July 2, 2010

Israel Book Shop presents Chapter 8 of a new online serial novel, Divided Attention, by Esther Rapaport. Check back for a new chapter every Thursday or Friday.    Click  here for previous chapters.

Copyright © 2010 by Israel Bookshop Publications

Ayala’s pen suddenly dried up and refused to write. She walked over to the supply drawer, hoping she’d find a pen that wrote in a decent color. Near the cabinet in the hallway stood Sari with—what else—the receiver pressed to her ear.

“Excuse me a minute, Sari,” Ayala said.

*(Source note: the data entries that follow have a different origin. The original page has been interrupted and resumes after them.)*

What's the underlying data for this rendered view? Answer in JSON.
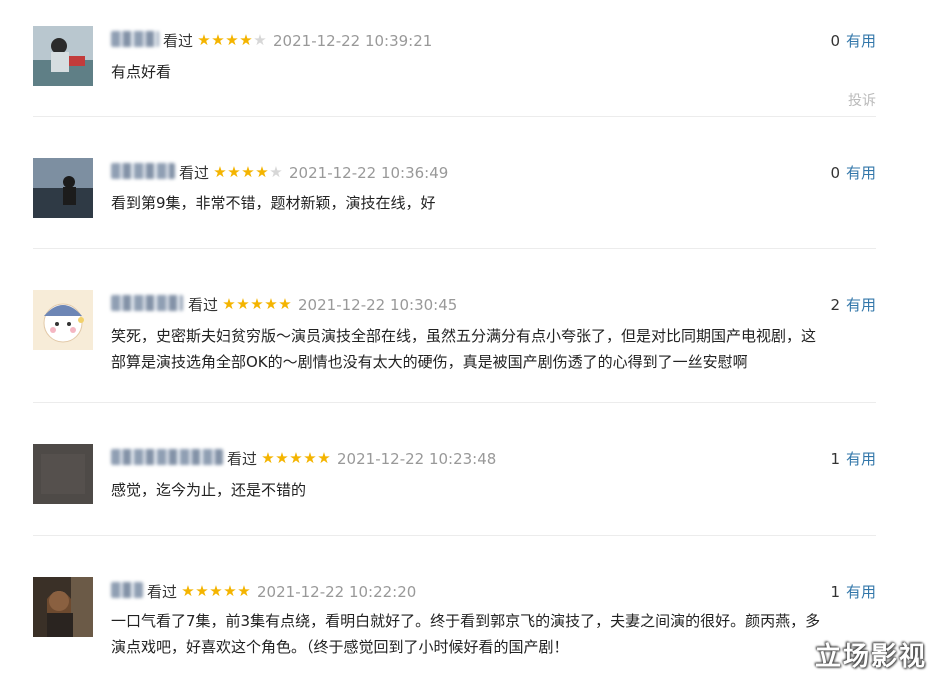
{
  "labels": {
    "watched": "看过",
    "useful": "有用",
    "report": "投诉"
  },
  "colors": {
    "star": "#f4b400",
    "useful_link": "#3377aa",
    "time": "#999999"
  },
  "comments": [
    {
      "name": "",
      "stars": 4,
      "time": "2021-12-22 10:39:21",
      "votes": "0",
      "text": "有点好看"
    },
    {
      "name": "",
      "stars": 4,
      "time": "2021-12-22 10:36:49",
      "votes": "0",
      "text": "看到第9集，非常不错，题材新颖，演技在线，好"
    },
    {
      "name": "",
      "stars": 5,
      "time": "2021-12-22 10:30:45",
      "votes": "2",
      "text_line1": "笑死，史密斯夫妇贫穷版～演员演技全部在线，虽然五分满分有点小夸张了，但是对比同期国产电视剧，这",
      "text_line2": "部算是演技选角全部OK的～剧情也没有太大的硬伤，真是被国产剧伤透了的心得到了一丝安慰啊"
    },
    {
      "name": "",
      "stars": 5,
      "time": "2021-12-22 10:23:48",
      "votes": "1",
      "text": "感觉，迄今为止，还是不错的"
    },
    {
      "name": "",
      "stars": 5,
      "time": "2021-12-22 10:22:20",
      "votes": "1",
      "text_line1": "一口气看了7集，前3集有点绕，看明白就好了。终于看到郭京飞的演技了，夫妻之间演的很好。颜丙燕，多",
      "text_line2": "演点戏吧，好喜欢这个角色。（终于感觉回到了小时候好看的国产剧！"
    }
  ],
  "watermark": "立场影视"
}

Still talking to her friend on the phone, Sari moved over, allowing her mother to reach the drawer. “I don’t think the girls are going to like it, Gila. We need something more active, more challenging. We’re not little girls anymore. Listening to a good story while sitting in a circle on the grass is just not going to do it. We have to seriously think about this.”

Ayala found three pens, two blue and one black. She took them all to the table so she could see which, if any of them, actually wrote. Pens are like batteries, she mused. People don’t like throwing them out even when they start to fade, because, “Maybe we can still get some more use out of it, and we’ll check it when we have a chance.” But when you’re looking for a pen that really has something left, all the almost-finished pens become a real pain in the neck!

The black pen was the only one that wrote normally. One blue pen just scraped the page, and Ayala put it aside, making a mental note not to put it back in the drawer, but to throw it out—something that should have been done long ago. The second pen formed something resembling letters, but it was so faint that it was barely legible. It, too, joined the garbage pile.

“Ima?” Sari entered the kitchen. “Did you find a pen? You can borrow mine.”

“Thanks,” Ayala said with a smile. “I found one. I just hope it’s not almost finished also! Are you planning a program with Gila?”

“Uh-huh. Morah Levy asked us to prepare a program for the field trip we’re taking the day after tomorrow.”

“Field trip?” Keep Reading…